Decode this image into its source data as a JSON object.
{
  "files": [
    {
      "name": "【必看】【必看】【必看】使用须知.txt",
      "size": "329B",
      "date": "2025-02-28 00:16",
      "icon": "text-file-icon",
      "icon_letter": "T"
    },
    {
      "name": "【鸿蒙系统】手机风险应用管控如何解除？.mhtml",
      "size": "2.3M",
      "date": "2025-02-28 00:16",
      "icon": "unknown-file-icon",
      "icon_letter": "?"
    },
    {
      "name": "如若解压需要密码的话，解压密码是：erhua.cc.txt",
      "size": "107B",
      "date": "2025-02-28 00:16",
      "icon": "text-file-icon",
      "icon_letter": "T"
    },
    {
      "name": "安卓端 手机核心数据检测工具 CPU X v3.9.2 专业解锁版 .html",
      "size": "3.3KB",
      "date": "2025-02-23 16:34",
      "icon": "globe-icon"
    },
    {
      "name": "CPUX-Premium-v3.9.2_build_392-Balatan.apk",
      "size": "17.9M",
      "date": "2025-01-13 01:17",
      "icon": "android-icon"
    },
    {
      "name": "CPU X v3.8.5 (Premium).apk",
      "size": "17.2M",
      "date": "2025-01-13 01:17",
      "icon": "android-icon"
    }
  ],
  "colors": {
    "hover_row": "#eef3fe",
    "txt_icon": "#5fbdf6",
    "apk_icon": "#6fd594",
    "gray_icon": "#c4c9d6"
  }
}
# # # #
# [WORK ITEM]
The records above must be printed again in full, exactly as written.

# [ANSWER AREA]
Decode this image into its source data as a JSON object.
{
  "files": [
    {
      "name": "【必看】【必看】【必看】使用须知.txt",
      "size": "329B",
      "date": "2025-02-28 00:16",
      "icon": "text-file-icon",
      "icon_letter": "T"
    },
    {
      "name": "【鸿蒙系统】手机风险应用管控如何解除？.mhtml",
      "size": "2.3M",
      "date": "2025-02-28 00:16",
      "icon": "unknown-file-icon",
      "icon_letter": "?"
    },
    {
      "name": "如若解压需要密码的话，解压密码是：erhua.cc.txt",
      "size": "107B",
      "date": "2025-02-28 00:16",
      "icon": "text-file-icon",
      "icon_letter": "T"
    },
    {
      "name": "安卓端 手机核心数据检测工具 CPU X v3.9.2 专业解锁版 .html",
      "size": "3.3KB",
      "date": "2025-02-23 16:34",
      "icon": "globe-icon"
    },
    {
      "name": "CPUX-Premium-v3.9.2_build_392-Balatan.apk",
      "size": "17.9M",
      "date": "2025-01-13 01:17",
      "icon": "android-icon"
    },
    {
      "name": "CPU X v3.8.5 (Premium).apk",
      "size": "17.2M",
      "date": "2025-01-13 01:17",
      "icon": "android-icon"
    }
  ],
  "colors": {
    "hover_row": "#eef3fe",
    "txt_icon": "#5fbdf6",
    "apk_icon": "#6fd594",
    "gray_icon": "#c4c9d6"
  }
}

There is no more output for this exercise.